higher rates than even President Carter wanted.
After waiting years for a corporate tax reform proposal,
this past February President Obama's Administration put out
a series of bullet points - their so-called Framework for
Corporate Tax Reform. All fluff, and no
Tax reform is critical if we want our economy to grow, and
if we are going to get out of our current jobs deficit. But
given this mediocre track record, I just do not think that
the President can be relied upon to lead the nation on this
Not in 2012. And not in a second term either. To the extent
that the President's tax agenda is not attributable to
politics, it can be blamed on his odd view of our economy
and the businesses that grow it.
I think it is fair to say that the President's worldview is
fundamentally out-of-step with that of ordinary American
taxpayers. Just the other day, while campaigning in
Virginia, the President laid out his economic vision.
Channeling the economic know-how of Harvard Law's faculty
lounge, he told the crowd, [i]f you've got a business -
you didn't build that. Somebody else made that
As Charles Krauthammer put it, spoken by a man who never
created or ran so much as a candy store. The President made
clear for all to see just what he thinks of all the
hard-working, risk-taking entrepreneurs who sacrifice daily
to build their businesses.
His perception is that the hard work and sacrifice of these
business owners and their families has nothing to do with
their success. Any success they have is owing to good luck
and big government. My guess is that not only American
business owners - but most Americans - disagree
fundamentally with this assessment.
The President clearly does not understand, or deliberately
ignores, economic incentives and the way that they lead to
business growth and job creation. This is certainly on
display in the policy that will forever define this
President - Obamacare.
Good intentions are not enough, and Obamcare's Small
Business Tax Credit is a case in point. This credit
was designed to encourage small employers to offer health
insurance. The promise was that over 4 million
employers would claim $2 billion in tax credits to help pay

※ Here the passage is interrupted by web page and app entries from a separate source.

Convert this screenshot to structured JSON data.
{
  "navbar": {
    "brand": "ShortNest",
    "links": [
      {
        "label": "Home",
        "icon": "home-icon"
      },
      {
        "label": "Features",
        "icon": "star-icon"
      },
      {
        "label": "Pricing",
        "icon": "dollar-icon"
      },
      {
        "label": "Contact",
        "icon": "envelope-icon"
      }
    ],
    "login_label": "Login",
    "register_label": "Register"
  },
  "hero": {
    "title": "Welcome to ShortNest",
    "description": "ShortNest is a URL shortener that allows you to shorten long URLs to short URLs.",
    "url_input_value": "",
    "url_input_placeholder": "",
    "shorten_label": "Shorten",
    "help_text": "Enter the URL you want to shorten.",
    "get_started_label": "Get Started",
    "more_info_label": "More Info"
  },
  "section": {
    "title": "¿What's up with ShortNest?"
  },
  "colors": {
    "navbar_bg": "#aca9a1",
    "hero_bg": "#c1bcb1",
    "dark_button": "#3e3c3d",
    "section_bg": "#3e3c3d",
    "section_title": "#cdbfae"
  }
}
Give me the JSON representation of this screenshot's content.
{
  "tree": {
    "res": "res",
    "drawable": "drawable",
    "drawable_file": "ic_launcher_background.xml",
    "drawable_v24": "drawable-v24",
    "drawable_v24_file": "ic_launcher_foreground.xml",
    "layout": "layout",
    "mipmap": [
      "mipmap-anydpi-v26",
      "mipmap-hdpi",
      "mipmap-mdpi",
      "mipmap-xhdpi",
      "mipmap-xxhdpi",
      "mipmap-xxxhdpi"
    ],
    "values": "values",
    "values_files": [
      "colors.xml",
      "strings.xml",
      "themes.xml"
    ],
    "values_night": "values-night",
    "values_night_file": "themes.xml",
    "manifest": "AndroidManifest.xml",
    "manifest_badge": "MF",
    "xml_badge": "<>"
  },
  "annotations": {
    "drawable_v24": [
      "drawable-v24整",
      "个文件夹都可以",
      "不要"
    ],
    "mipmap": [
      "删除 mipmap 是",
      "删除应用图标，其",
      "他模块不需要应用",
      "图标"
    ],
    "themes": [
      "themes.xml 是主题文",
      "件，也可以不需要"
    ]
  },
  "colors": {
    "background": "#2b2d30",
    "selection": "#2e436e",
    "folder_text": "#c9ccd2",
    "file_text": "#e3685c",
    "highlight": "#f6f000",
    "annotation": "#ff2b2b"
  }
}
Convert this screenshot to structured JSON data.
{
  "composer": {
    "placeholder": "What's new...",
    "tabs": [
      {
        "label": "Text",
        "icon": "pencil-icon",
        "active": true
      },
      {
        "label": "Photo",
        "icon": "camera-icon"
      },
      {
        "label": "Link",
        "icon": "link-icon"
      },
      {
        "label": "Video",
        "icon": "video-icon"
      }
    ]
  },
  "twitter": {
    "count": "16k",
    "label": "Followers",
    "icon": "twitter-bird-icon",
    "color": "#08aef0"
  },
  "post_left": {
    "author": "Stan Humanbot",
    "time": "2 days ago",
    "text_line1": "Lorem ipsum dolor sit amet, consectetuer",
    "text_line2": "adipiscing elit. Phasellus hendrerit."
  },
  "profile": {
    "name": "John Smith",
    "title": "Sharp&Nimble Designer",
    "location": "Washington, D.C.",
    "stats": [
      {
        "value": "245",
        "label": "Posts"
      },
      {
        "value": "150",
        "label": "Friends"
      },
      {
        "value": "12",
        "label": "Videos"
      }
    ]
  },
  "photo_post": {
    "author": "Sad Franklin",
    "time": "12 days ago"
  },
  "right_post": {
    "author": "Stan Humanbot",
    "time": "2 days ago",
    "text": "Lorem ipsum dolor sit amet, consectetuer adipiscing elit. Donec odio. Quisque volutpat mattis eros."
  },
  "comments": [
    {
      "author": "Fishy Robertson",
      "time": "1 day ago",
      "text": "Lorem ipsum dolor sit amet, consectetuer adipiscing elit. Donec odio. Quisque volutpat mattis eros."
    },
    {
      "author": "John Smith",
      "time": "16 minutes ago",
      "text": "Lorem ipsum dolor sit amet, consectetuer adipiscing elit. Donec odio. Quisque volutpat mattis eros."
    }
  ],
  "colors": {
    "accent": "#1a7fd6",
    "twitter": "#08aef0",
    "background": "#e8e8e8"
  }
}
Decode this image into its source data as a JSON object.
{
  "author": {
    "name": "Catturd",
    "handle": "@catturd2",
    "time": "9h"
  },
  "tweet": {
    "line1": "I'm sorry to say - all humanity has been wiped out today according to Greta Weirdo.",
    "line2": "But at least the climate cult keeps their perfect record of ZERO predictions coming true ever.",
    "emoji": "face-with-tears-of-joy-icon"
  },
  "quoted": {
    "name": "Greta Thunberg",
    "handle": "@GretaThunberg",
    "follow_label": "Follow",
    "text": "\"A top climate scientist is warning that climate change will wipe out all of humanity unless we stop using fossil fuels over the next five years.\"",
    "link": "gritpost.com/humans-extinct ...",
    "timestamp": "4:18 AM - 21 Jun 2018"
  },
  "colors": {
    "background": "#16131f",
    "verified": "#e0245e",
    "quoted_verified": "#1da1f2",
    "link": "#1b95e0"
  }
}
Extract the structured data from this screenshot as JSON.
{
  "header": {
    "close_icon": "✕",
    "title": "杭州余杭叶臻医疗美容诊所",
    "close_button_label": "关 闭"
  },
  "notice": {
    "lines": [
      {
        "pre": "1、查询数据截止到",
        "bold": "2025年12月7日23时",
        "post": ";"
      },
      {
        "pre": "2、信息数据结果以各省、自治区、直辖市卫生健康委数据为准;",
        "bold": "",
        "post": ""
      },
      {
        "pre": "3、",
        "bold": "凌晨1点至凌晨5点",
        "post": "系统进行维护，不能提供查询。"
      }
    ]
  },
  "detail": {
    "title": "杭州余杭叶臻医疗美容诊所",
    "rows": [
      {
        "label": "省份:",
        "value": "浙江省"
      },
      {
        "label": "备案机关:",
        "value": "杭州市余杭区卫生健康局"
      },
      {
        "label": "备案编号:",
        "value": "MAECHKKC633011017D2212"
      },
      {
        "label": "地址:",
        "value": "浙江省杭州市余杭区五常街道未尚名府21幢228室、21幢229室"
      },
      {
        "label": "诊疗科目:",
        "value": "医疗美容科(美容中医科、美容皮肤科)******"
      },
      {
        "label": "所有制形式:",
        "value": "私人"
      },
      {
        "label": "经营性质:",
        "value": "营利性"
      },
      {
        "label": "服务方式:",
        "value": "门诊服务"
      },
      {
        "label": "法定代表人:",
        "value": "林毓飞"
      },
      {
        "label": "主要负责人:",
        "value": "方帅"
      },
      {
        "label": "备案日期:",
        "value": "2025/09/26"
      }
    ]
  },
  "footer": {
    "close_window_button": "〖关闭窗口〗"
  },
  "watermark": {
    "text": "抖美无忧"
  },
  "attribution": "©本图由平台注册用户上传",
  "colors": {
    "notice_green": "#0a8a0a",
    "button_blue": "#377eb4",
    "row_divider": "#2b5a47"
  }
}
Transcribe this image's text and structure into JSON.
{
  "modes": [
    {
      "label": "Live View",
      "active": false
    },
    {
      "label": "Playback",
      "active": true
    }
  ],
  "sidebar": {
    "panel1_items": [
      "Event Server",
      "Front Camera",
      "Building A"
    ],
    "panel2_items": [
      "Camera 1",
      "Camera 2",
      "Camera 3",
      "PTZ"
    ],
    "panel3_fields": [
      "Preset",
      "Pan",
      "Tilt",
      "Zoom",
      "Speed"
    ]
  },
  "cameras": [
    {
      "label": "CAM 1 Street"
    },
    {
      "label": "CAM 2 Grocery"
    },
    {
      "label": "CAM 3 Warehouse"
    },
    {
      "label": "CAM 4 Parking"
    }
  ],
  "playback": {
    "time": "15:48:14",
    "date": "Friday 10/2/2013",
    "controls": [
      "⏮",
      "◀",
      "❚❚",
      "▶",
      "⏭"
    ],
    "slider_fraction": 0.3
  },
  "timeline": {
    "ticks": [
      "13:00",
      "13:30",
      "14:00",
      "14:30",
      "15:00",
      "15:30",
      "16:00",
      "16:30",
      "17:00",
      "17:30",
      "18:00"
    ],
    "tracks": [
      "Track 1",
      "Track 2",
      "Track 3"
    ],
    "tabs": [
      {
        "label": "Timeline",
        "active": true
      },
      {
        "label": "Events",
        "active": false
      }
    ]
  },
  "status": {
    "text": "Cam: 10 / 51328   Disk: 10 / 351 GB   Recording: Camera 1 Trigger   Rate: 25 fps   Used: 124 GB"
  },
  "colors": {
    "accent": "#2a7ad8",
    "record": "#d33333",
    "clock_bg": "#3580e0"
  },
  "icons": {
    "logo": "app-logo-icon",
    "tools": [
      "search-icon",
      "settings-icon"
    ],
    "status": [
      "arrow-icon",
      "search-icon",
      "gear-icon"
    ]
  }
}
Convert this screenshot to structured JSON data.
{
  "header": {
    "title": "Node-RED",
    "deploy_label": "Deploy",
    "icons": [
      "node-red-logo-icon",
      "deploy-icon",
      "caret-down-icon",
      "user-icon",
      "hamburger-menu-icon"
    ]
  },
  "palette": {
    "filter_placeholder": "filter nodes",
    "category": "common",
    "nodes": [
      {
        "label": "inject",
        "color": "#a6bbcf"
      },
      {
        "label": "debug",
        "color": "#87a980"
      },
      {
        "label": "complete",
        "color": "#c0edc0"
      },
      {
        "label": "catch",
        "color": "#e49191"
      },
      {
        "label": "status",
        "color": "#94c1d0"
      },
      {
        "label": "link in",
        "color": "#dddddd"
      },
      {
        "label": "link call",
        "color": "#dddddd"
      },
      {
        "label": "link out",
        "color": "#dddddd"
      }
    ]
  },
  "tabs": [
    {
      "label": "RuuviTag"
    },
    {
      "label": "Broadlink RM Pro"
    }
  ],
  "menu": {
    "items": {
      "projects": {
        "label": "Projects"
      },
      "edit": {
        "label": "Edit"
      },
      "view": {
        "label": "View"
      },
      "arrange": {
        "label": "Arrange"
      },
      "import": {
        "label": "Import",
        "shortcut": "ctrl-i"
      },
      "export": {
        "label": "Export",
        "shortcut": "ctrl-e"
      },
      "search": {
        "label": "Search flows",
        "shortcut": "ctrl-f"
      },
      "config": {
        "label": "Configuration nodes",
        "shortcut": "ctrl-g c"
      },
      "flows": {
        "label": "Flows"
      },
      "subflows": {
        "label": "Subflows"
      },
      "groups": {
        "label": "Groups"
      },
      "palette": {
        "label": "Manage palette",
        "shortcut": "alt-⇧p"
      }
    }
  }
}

for health insurance.
The reality? Only 309,000 taxpayers claimed the
credit, for a total of less than $416 million. Why
was the credit such a failure at achieving its
well-intentioned goal? Well, a picture is worth a thousand
words so please look at this chart. Can you imagine what a
business owner must think when they encounter an
administrative nightmare like this.
The Obamacare tax credit for small business gives red tape
a bad name. Talk about a bureaucratic straight
jacket. No wonder the business community has failed
to embrace Obamacare.
Mr. President, this issue of Obamacare's manipulation of
the tax code and its historic tax increases are deserving
of extended remarks. For now let me just say
that we should be pursuing laws that will help, not harm,
businesses and middle class taxpayers. The bill we are
discussing on the floor today, like Obamacare, is not going
to help. I yield the floor.